--- Required work ---
What is wanted is an exact copy of all the entries.

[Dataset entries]
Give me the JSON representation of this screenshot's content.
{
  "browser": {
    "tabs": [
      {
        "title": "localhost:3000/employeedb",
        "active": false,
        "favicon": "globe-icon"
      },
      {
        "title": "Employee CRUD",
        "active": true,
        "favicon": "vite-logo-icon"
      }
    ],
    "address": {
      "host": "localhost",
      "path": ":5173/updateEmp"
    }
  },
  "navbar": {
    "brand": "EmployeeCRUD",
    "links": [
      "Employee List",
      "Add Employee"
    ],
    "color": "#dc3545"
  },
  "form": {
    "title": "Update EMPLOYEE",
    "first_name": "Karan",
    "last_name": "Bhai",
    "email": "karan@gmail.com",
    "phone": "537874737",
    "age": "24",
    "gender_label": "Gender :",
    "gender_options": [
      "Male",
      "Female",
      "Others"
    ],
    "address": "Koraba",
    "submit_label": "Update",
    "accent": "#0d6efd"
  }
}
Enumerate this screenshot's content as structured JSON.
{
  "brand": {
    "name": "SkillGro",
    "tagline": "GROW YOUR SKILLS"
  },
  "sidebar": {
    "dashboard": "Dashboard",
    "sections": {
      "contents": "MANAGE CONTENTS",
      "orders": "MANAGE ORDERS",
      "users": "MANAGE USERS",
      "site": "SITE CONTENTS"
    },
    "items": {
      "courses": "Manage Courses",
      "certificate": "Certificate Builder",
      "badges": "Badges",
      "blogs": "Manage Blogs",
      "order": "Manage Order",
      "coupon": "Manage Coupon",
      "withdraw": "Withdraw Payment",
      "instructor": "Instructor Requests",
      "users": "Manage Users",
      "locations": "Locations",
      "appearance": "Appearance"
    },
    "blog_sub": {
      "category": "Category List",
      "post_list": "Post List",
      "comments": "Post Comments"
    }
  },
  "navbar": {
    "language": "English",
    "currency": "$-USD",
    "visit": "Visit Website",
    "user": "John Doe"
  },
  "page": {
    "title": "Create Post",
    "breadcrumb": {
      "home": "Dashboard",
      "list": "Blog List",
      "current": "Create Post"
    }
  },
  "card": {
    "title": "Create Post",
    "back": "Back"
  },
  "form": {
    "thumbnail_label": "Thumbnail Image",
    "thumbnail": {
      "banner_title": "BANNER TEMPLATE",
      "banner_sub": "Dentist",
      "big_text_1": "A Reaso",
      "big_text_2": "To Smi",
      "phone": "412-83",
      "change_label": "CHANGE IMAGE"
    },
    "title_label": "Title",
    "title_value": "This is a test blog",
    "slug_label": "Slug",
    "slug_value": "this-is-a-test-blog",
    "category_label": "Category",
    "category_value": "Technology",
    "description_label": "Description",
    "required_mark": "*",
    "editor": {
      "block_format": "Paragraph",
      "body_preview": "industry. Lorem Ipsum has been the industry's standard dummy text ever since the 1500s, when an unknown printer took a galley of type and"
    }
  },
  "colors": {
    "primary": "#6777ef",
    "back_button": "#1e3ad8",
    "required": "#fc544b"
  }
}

--- Solution for this task ---
Give me the JSON representation of this screenshot's content.
{
  "browser": {
    "tabs": [
      {
        "title": "localhost:3000/employeedb",
        "active": false,
        "favicon": "globe-icon"
      },
      {
        "title": "Employee CRUD",
        "active": true,
        "favicon": "vite-logo-icon"
      }
    ],
    "address": {
      "host": "localhost",
      "path": ":5173/updateEmp"
    }
  },
  "navbar": {
    "brand": "EmployeeCRUD",
    "links": [
      "Employee List",
      "Add Employee"
    ],
    "color": "#dc3545"
  },
  "form": {
    "title": "Update EMPLOYEE",
    "first_name": "Karan",
    "last_name": "Bhai",
    "email": "karan@gmail.com",
    "phone": "537874737",
    "age": "24",
    "gender_label": "Gender :",
    "gender_options": [
      "Male",
      "Female",
      "Others"
    ],
    "address": "Koraba",
    "submit_label": "Update",
    "accent": "#0d6efd"
  }
}
Enumerate this screenshot's content as structured JSON.
{
  "brand": {
    "name": "SkillGro",
    "tagline": "GROW YOUR SKILLS"
  },
  "sidebar": {
    "dashboard": "Dashboard",
    "sections": {
      "contents": "MANAGE CONTENTS",
      "orders": "MANAGE ORDERS",
      "users": "MANAGE USERS",
      "site": "SITE CONTENTS"
    },
    "items": {
      "courses": "Manage Courses",
      "certificate": "Certificate Builder",
      "badges": "Badges",
      "blogs": "Manage Blogs",
      "order": "Manage Order",
      "coupon": "Manage Coupon",
      "withdraw": "Withdraw Payment",
      "instructor": "Instructor Requests",
      "users": "Manage Users",
      "locations": "Locations",
      "appearance": "Appearance"
    },
    "blog_sub": {
      "category": "Category List",
      "post_list": "Post List",
      "comments": "Post Comments"
    }
  },
  "navbar": {
    "language": "English",
    "currency": "$-USD",
    "visit": "Visit Website",
    "user": "John Doe"
  },
  "page": {
    "title": "Create Post",
    "breadcrumb": {
      "home": "Dashboard",
      "list": "Blog List",
      "current": "Create Post"
    }
  },
  "card": {
    "title": "Create Post",
    "back": "Back"
  },
  "form": {
    "thumbnail_label": "Thumbnail Image",
    "thumbnail": {
      "banner_title": "BANNER TEMPLATE",
      "banner_sub": "Dentist",
      "big_text_1": "A Reaso",
      "big_text_2": "To Smi",
      "phone": "412-83",
      "change_label": "CHANGE IMAGE"
    },
    "title_label": "Title",
    "title_value": "This is a test blog",
    "slug_label": "Slug",
    "slug_value": "this-is-a-test-blog",
    "category_label": "Category",
    "category_value": "Technology",
    "description_label": "Description",
    "required_mark": "*",
    "editor": {
      "block_format": "Paragraph",
      "body_preview": "industry. Lorem Ipsum has been the industry's standard dummy text ever since the 1500s, when an unknown printer took a galley of type and"
    }
  },
  "colors": {
    "primary": "#6777ef",
    "back_button": "#1e3ad8",
    "required": "#fc544b"
  }
}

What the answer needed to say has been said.